Victorian Registry, Federal Court of Australia (VID634/2010)
ION Limited, an Australian automotive components manufacturer, went into administration in December 2004 leaving debts in excess of $700 million.
Proofs of Debt were filed by Slater and Gordon (funded by IMF) on behalf of investors who purchased shares between October 20, 2003, and 7 December 2004. They alleged that material information concerning the company’s real financial position was withheld.
The claims relied upon the Sons of Gwalia decision, which arose in the context of a legal claim brought by shareholders alleging that the company had engaged in misleading conduct and had failed to comply with its obligations of continuous disclosure under the Corporations Act. Section 563A of the Act operates to defer the recovery of debts owed to “members in their capacity as members” to follow the payment of unsecured creditors.
Chief Justice Murray Gleeson said that there was no general principle that “members come last” in an insolvency. Instead, he said that the Act requires, “a line to be drawn between a shareholder claiming in the capacity of a member and a shareholder claiming otherwise than in the capacity of a member…To draw that line it is necessary to analyse the nature of the claim; it is not sufficient to describe its effect on other creditors”.

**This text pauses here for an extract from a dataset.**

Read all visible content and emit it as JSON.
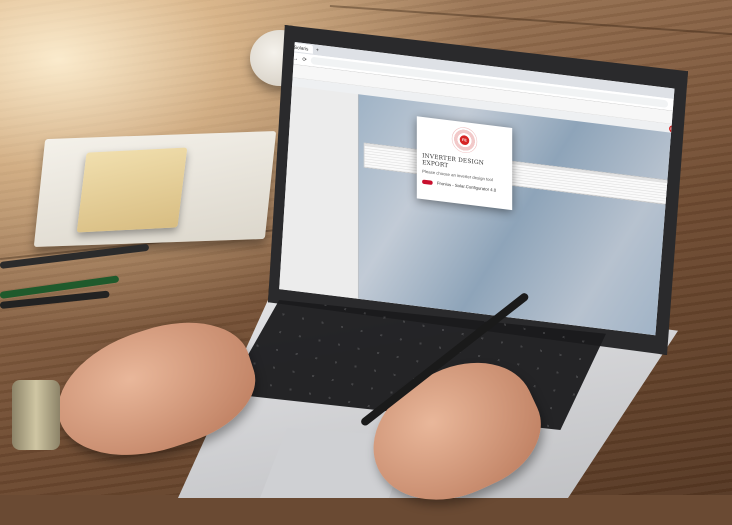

The Corporations Act provides a right to compensation for people who suffer loss as a result of a company engaging in misleading conduct, or failing to comply with the continuous disclosure obligations contained in the ASX Listing Rules. The High Court found that the legal claims of shareholders alleging breaches of these provisions were not debts owed to those members in that capacity. Accordingly, the shareholders claims were admitted in the liquidation of ION, ranking equally with the other creditors.